I loved visiting the Cocama tribes village and playing games with the local children, that was a highlight for me. I would recommend the Operation Wallacea program to anyone who has the chance to go.

Staff Interviews

These are in-depth Q&A sessions with program leaders.

Scott Sveiven

Job Title
U.S. Director

What is your favorite travel memory?

It's always difficult for me to pick favorites from my travel experiences, but it's between two epic experiences: driving re-dang-diculous 3-wheeled, worst-possible vehicle for 3 adults, no set route, and no prize for first charity racing adventures with my two closest friends across India in 2008 and South America in 2011.

How have you changed/grown since working for your current company?

It's hard to succinctly describe how I've changed since coming to work for Opwall, mostly because my role is incredibly variable throughout the year.

In a broad sense, I have further fostered my ability to work independently and without supervision. In addition, adapting to changing conditions and circumstances has become practically second nature for me.

What is the best story you've heard from a return student?

I wouldn't ascribe this story to one student, but rather several that have had similar experiences from coming out to be a part of an Opwall field project.

Essentially, the students come with few expectations or clear ideas about how working on a remote field biology project might influence their lives and interests, but low and behold, it leads to an incredible expansion of personal perspective on themselves, sense of home, and understanding of their place in the world.

What makes your company unique? When were you especially proud of your team?

In more ways than one, Opwall is really a one-of-a-kind organization. From a structural level, I do not know of any other company that is approaching one topic, in our case biodiversity conservation, from at least four distinct platforms at once: primary research, education, community engagement, and conservation management.

Moreover, the sheer scope of countries, environments, and taxa involved is staggering, and is nearly matched by the worldwide network of participating academics, biologists, educators, and nature enthusiasts.

What do you believe to be the biggest factor in being a successful company?

In my view, there is no one-size fits all answer for what makes a company successful.

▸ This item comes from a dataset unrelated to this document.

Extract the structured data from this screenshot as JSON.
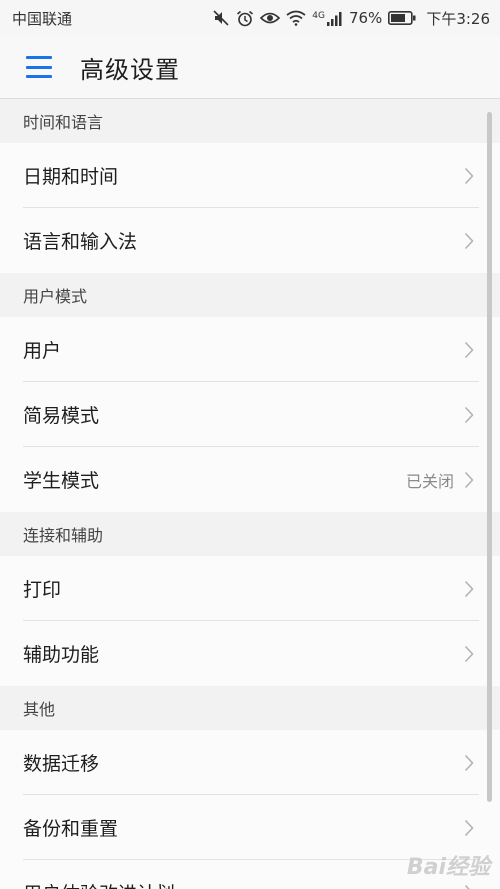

That being said, having company values that emphasize the importance of clients and employees, maintaining a vibrant and constructive organizational culture, team work, a clear strategic vision and goals to achieve it, and generally being appreciate of all the hard work being in from everyone even tangentially involved with operations all seem like important factors to me.